While everyone trains to be their best on race day, more often than not the day itself leaves a lot to be desired. Being able to adjust your expectations and strategies at the spur of the moment is a critical part of racing successfully.
Be Mentally Flexible
It's one thing to race to your level of fitness; it's another thing to manage your fitness on race day according to the terrain, the conditions, and how your body is handling the work.
It's really hard to let the goals you have set for weeks and months simply go. But more often than not, it's required if you are to have a good race performance.
Race Day doesn't care what your fast bike split from last year was.
And yet, when things go wrong, you will see countless competitors race like robots. They simply do what they did in training. That's all they know. If Race Day throws extreme heat or wind at you, and you don't adjust, your day will most certainly end prematurely.
Think of your training as physical preparation, but know that your real race day goal is to execute like a veteran. This means adjusting your goals so that you can be your best given the cards you have been dealt.
Rain Affects Your Gear
Cool weather means you will probably forget to fuel properly. The first hour of the bike is still critical, so make sure you focus on feeding while everyone else forgets. Keep the hydration up, especially as you wont think about drinking with water everywhere.
Note that rain will make the roads treacherous – operating bars and gels will be much harder. it will make aid stations crazy.
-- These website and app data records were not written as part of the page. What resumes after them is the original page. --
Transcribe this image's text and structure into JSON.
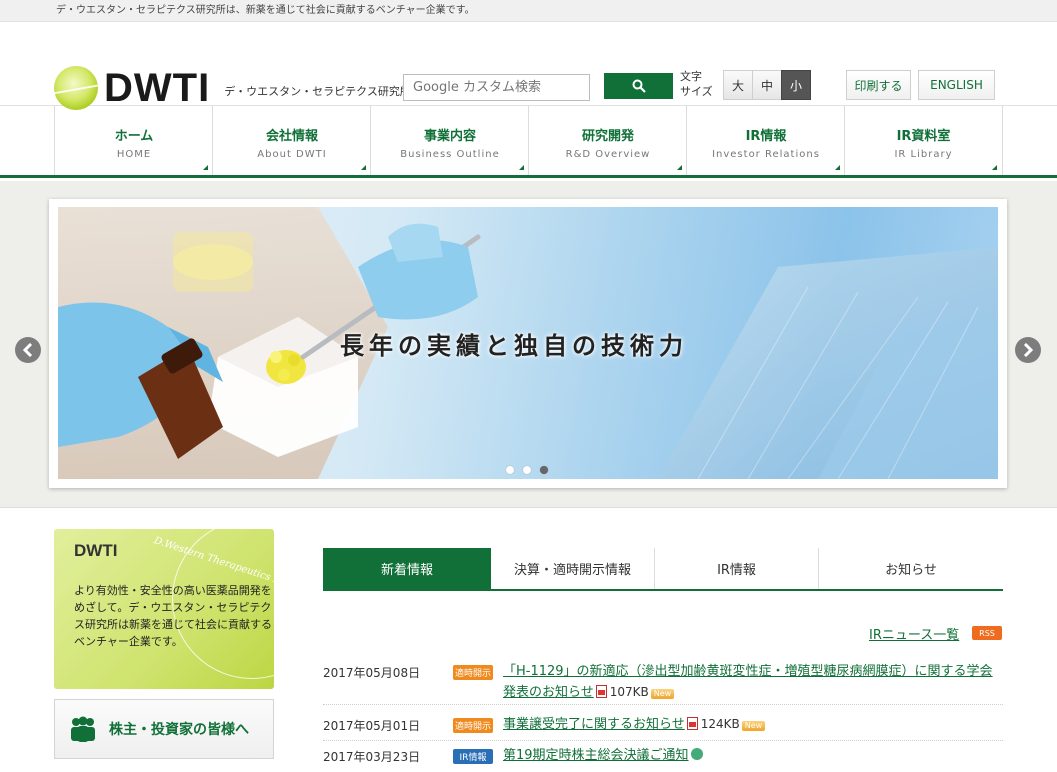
{
  "topbar": {
    "text": "デ・ウエスタン・セラピテクス研究所は、新薬を通じて社会に貢献するベンチャー企業です。"
  },
  "header": {
    "logo_text": "DWTI",
    "logo_sub": "デ・ウエスタン・セラピテクス研究所",
    "search_placeholder": "Google カスタム検索",
    "font_size_label_1": "文字",
    "font_size_label_2": "サイズ",
    "font_sizes": [
      "大",
      "中",
      "小"
    ],
    "print_label": "印刷する",
    "english_label": "ENGLISH"
  },
  "nav": [
    {
      "jp": "ホーム",
      "en": "HOME"
    },
    {
      "jp": "会社情報",
      "en": "About DWTI"
    },
    {
      "jp": "事業内容",
      "en": "Business Outline"
    },
    {
      "jp": "研究開発",
      "en": "R&D Overview"
    },
    {
      "jp": "IR情報",
      "en": "Investor Relations"
    },
    {
      "jp": "IR資料室",
      "en": "IR Library"
    }
  ],
  "hero": {
    "caption": "長年の実績と独自の技術力",
    "active_dot": 3,
    "dot_count": 3
  },
  "sidebar": {
    "box_title": "DWTI",
    "box_script": "D.Western Therapeutics Institute",
    "box_text": "より有効性・安全性の高い医薬品開発をめざして。デ・ウエスタン・セラピテクス研究所は新薬を通じて社会に貢献するベンチャー企業です。",
    "investor_label": "株主・投資家の皆様へ"
  },
  "tabs": [
    "新着情報",
    "決算・適時開示情報",
    "IR情報",
    "お知らせ"
  ],
  "ir_list_link": "IRニュース一覧",
  "rss_label": "RSS",
  "news": [
    {
      "date": "2017年05月08日",
      "badge": "適時開示",
      "title": "「H-1129」の新適応（滲出型加齢黄斑変性症・増殖型糖尿病網膜症）に関する学会発表のお知らせ",
      "size": "107KB",
      "new": "New"
    },
    {
      "date": "2017年05月01日",
      "badge": "適時開示",
      "title": "事業譲受完了に関するお知らせ",
      "size": "124KB",
      "new": "New"
    },
    {
      "date": "2017年03月23日",
      "badge": "IR情報",
      "title": "第19期定時株主総会決議ご通知"
    }
  ],
  "colors": {
    "brand_green": "#107038",
    "badge_orange": "#ef8a1e",
    "badge_blue": "#2a6fb5",
    "rss_orange": "#ef6b1f"
  }
}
You must alter your plan so that your food will be accessible and safe to eat!
Rain Affects Your Racing
When the weather goes bad, you absolutely have to put your pre-race performance goals aside in favor of a great overall race.
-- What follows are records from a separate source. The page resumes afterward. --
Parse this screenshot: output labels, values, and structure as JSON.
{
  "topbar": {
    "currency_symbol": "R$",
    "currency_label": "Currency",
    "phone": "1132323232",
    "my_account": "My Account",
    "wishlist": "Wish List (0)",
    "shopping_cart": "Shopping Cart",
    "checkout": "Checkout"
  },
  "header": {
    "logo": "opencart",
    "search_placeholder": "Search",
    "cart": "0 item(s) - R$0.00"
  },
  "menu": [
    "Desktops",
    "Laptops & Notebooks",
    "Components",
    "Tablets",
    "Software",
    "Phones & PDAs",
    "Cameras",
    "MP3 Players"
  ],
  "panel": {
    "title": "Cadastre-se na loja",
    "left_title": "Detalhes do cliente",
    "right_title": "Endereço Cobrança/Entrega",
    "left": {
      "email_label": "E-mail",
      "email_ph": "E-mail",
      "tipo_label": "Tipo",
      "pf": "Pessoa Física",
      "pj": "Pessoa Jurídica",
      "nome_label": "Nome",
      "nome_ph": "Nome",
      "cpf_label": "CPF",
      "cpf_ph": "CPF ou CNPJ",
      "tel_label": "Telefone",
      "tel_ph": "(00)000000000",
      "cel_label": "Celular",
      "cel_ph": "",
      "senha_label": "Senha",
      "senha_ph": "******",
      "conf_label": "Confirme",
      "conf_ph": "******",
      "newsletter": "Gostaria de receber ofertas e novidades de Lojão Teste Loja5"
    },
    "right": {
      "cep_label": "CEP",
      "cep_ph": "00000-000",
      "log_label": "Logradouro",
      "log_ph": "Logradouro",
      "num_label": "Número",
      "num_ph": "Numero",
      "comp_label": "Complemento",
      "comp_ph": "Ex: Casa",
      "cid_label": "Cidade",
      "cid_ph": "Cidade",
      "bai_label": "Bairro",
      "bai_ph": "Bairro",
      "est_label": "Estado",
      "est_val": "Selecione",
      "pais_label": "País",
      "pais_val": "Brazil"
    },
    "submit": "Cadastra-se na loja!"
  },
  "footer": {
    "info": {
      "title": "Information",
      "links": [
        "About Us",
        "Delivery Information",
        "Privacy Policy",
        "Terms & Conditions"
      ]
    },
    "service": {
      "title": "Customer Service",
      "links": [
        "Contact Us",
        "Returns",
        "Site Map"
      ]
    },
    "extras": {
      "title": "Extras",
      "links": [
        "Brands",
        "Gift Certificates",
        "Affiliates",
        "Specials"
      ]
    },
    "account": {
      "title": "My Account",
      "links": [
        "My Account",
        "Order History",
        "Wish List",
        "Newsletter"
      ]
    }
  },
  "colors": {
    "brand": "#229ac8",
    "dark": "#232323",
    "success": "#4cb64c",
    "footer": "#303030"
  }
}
On the swim: You may wear something warm and dry over your tri-suit to keep warm. Bring a garbage bag and cut a hole for your head. This is a great way to stay dry before the swim. The effect of rain on the swim is negligible – other than reducing visibility – so keep your eyes open during the swim and watch the line on the bottom. Stay on your side!
On the bike: Rain will make the roads extra slippery and dangerous. When the roads are wet, remember to turn with your body, not the bike. Feather the brakes to slow down well before any hard turns, and use your body language and signals to communicate with other racers.
On the run: This will mean soggy shoes and potential blisters. Putting Vaseline on your feet will help prevent these. It also means lower temperatures, so you should be able to run up to or perhaps better than planned. Of course, this depends on how you handled the bike and your fuel, but know that this is where you'll redeem your performance.
You still need to follow your general pacing plan based on your race distance, but know that you have a bit more flexibility.
Rain Affects Your Recovery
After racing in the rain, you will be really, really cold. Almost hypothermic. You will need to get into warm, dry clothes as soon as possible. Again, a base layer is a great idea.
You'll also need to eat and drink more than usual because your body was working overtime to fuel your muscles and keep you warm. If you choose hot liquids like coffee, tea, or hot chocolate, do your best to consume water as well. A nap is a great way to accelerate recovery.
Finally, don't forget that all of your gear – especially your bike – will need some attention. Odds are your bike will be covered with grime, and you will have worn the brake pads down a lot. Your shoes will be soaked and all your gear will start to stink unless you clean it up soon.
And don't forget a quick mental recap of what worked and what you'd change so that you can do it better next time!